in The Third Way and beyond
Open Access (free)
Alan Cromartie

ultimate source of legitimacy-theories was probably the bias towards individualism that was introduced by Christianity. Because the objective of Christians was salvation (in practice almost invariably conceived of as the avoidance of the pains of hell), political activities were inessential to their self-conception, and it was possible to hold that earthly governments were something contingently willed by Providence. Some

in Political concepts
Defending Cold War Canada
Katie Pickles

defence, immigrant training and citizenship courts. Such work continued the IODE’s mission for a British-influenced Canada. The IODE’s reaction to the Cold War reflected a forced reconsideration of Canadian identity. While the IODE promoted democratic principles of progressive conservatism, its methods and its attitude to Communists were influenced by an individualism and a politics more often associated

in Female imperialism and national identity
Open Access (free)
The Algerian war and the ‘emancipation’ of Muslim women, 1954–62
Author: Neil Macmaster

In May 1958, and four years into the Algerian War of Independence, a revolt again appropriated the revolutionary and republican symbolism of the French Revolution by seizing power through a Committee of Public Safety. This book explores why a repressive colonial system that had for over a century maintained the material and intellectual backwardness of Algerian women now turned to an extensive programme of 'emancipation'. After a brief background sketch of the situation of Algerian women during the post-war decade, it discusses the various factors contributed to the emergence of the first significant women's organisations in the main urban centres.
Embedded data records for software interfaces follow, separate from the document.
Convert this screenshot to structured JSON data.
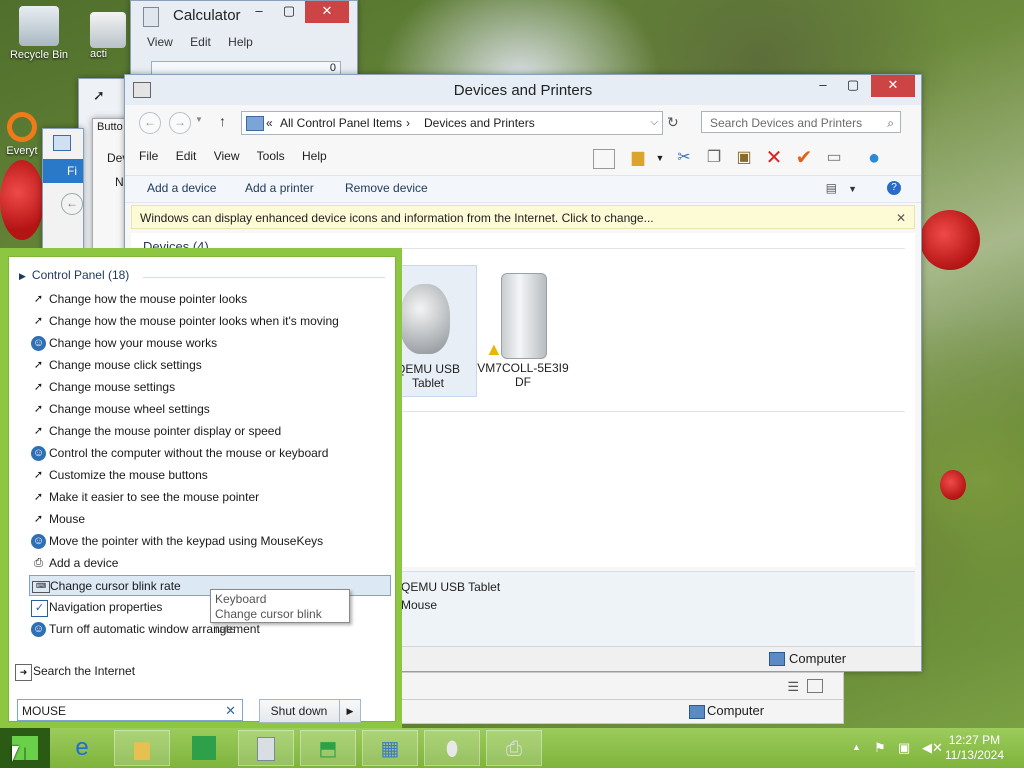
{
  "desktop": {
    "icons": [
      {
        "label": "Recycle Bin"
      },
      {
        "label": "acti"
      },
      {
        "label": "Everyt"
      }
    ]
  },
  "calculator": {
    "title": "Calculator",
    "menu": [
      "View",
      "Edit",
      "Help"
    ],
    "display": "0"
  },
  "bg_window": {
    "button_label": "Butto",
    "text1": "Dev",
    "text2": "N",
    "tab": "Fi"
  },
  "devices_window": {
    "title": "Devices and Printers",
    "address": {
      "root": "All Control Panel Items",
      "current": "Devices and Printers"
    },
    "search_placeholder": "Search Devices and Printers",
    "menu": [
      "File",
      "Edit",
      "View",
      "Tools",
      "Help"
    ],
    "commands": [
      "Add a device",
      "Add a printer",
      "Remove device"
    ],
    "infobar": "Windows can display enhanced device icons and information from the Internet. Click to change...",
    "section": "Devices (4)",
    "devices": [
      {
        "label": "QEMU USB Tablet",
        "selected": true
      },
      {
        "label": "VM7COLL-5E3I9DF",
        "warning": true
      }
    ],
    "detail": {
      "name": "QEMU USB Tablet",
      "category": "Mouse"
    },
    "status_location": "Computer"
  },
  "bg_status": {
    "location": "Computer"
  },
  "start_search": {
    "group_header": "Control Panel (18)",
    "results": [
      {
        "label": "Change how the mouse pointer looks",
        "icon": "mouse-pointer-icon"
      },
      {
        "label": "Change how the mouse pointer looks when it's moving",
        "icon": "mouse-pointer-icon"
      },
      {
        "label": "Change how your mouse works",
        "icon": "ease-of-access-icon"
      },
      {
        "label": "Change mouse click settings",
        "icon": "mouse-pointer-icon"
      },
      {
        "label": "Change mouse settings",
        "icon": "mouse-pointer-icon"
      },
      {
        "label": "Change mouse wheel settings",
        "icon": "mouse-pointer-icon"
      },
      {
        "label": "Change the mouse pointer display or speed",
        "icon": "mouse-pointer-icon"
      },
      {
        "label": "Control the computer without the mouse or keyboard",
        "icon": "ease-of-access-icon"
      },
      {
        "label": "Customize the mouse buttons",
        "icon": "mouse-pointer-icon"
      },
      {
        "label": "Make it easier to see the mouse pointer",
        "icon": "mouse-pointer-icon"
      },
      {
        "label": "Mouse",
        "icon": "mouse-pointer-icon"
      },
      {
        "label": "Move the pointer with the keypad using MouseKeys",
        "icon": "ease-of-access-icon"
      },
      {
        "label": "Add a device",
        "icon": "devices-icon"
      },
      {
        "label": "Change cursor blink rate",
        "icon": "keyboard-icon",
        "highlighted": true
      },
      {
        "label": "Navigation properties",
        "icon": "checkbox-icon"
      },
      {
        "label": "Turn off automatic window arrangement",
        "icon": "ease-of-access-icon"
      }
    ],
    "search_internet": "Search the Internet",
    "query": "MOUSE",
    "shutdown_label": "Shut down",
    "tooltip": {
      "title": "Keyboard",
      "text": "Change cursor blink rate"
    }
  },
  "taskbar": {
    "time": "12:27 PM",
    "date": "11/13/2024"
  },
  "colors": {
    "start_menu_frame": "#8dc640",
    "taskbar": "#8cc04c",
    "infobar": "#fdfbd5",
    "highlight": "#dde8f5"
  }
}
It was only after the outbreak of the rebellion in 1954 and the arrival of many hundreds of wives of army officers that the model of female interventionism became dramatically activated. The French military intervention in Algeria during 1954-1962 derived its force from the Orientalist current in European colonialism and also seemed to foreshadow the revival of global Islamophobia after 1979 and the eventual moves to 'liberate' Muslim societies by US-led neo-imperialism in Afghanistan and Iraq. For the women of Bordj Okhriss, as throughout Algeria, the French army represented a dangerous and powerful force associated with mass destruction, brutality and rape. The central contradiction facing the mobile socio-medical teams teams was how to gain the trust of Algerian women and to bring them social progress and emancipation when they themselves were part of an army that had destroyed their villages and driven them into refugee camps.
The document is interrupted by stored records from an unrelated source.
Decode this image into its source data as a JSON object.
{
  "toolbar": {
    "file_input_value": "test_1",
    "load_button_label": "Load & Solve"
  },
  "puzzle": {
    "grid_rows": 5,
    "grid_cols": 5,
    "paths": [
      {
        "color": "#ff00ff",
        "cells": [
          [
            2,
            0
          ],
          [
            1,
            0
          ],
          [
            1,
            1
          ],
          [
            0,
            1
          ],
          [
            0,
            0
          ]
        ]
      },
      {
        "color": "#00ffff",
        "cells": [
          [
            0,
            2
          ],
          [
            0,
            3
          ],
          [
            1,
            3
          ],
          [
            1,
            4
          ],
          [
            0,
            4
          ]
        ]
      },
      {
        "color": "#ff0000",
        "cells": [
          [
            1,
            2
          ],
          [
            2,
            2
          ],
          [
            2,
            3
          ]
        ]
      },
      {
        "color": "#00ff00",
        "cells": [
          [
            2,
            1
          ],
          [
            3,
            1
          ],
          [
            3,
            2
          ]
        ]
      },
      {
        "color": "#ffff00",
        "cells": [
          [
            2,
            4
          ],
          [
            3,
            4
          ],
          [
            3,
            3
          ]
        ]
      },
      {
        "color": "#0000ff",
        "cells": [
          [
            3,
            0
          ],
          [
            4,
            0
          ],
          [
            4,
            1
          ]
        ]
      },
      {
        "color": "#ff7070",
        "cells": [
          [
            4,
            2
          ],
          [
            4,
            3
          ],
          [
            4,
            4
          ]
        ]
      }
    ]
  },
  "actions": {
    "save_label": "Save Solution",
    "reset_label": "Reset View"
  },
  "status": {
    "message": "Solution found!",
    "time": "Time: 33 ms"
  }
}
Author: Sara De Vido

The book explores the relationship between violence against women on one hand, and the rights to health and reproductive health on the other. It argues that violation of the right to health is a consequence of violence, and that (state) health policies might be a cause of – or create the conditions for – violence against women. It significantly contributes to feminist and international human rights legal scholarship by conceptualising a new ground-breaking idea, violence against women’s health (VAWH), using the Hippocratic paradigm as the backbone of the analysis. The two dimensions of violence at the core of the book – the horizontal, ‘interpersonal’ dimension and the vertical ‘state policies’ dimension – are investigated through around 70 decisions of domestic, regional and international judicial or quasi-judicial bodies (the anamnesis). The concept of VAWH, drawn from the anamnesis, enriches the traditional concept of violence against women with a human rights-based approach to autonomy and a reflection on the pervasiveness of patterns of discrimination (diagnosis). VAWH as theorised in the book allows the reconceptualisation of states’ obligations in an innovative way, by identifying for both dimensions obligations of result, due diligence obligations, and obligations to progressively take steps (treatment). The book eventually asks whether it is not international law itself that is the ultimate cause of VAWH (prognosis).